> **WHAT NEEDS TO BE DONE**
Locate the word "heading" in the entries below, then gather every line that holds it.

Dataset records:
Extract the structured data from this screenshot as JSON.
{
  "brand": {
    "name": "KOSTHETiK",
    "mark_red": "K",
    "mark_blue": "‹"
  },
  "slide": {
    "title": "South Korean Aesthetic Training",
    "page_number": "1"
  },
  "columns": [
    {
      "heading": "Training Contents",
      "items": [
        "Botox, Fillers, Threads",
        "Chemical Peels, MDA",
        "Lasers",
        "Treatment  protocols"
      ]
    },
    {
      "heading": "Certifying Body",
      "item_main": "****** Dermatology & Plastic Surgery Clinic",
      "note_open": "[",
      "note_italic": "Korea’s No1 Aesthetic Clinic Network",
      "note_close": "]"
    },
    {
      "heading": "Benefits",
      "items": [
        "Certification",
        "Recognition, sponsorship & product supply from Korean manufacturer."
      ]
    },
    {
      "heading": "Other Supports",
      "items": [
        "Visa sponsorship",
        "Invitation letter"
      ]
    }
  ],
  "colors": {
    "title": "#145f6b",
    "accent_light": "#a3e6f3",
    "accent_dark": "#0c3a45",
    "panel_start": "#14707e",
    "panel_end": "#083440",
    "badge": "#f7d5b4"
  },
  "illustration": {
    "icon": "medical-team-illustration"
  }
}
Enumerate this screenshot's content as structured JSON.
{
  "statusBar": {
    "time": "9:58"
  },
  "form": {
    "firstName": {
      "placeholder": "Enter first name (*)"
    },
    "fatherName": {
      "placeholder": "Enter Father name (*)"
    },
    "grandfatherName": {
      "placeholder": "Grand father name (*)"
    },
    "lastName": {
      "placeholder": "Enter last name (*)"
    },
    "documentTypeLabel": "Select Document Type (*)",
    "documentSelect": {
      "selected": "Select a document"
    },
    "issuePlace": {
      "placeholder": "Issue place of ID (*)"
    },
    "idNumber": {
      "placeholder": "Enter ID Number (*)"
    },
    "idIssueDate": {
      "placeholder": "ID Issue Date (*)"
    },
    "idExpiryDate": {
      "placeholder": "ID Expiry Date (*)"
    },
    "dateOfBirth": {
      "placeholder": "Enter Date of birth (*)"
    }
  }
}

> **RESULT BELOW**
      "heading": "Training Contents",
      "heading": "Certifying Body",
      "heading": "Benefits",
      "heading": "Other Supports",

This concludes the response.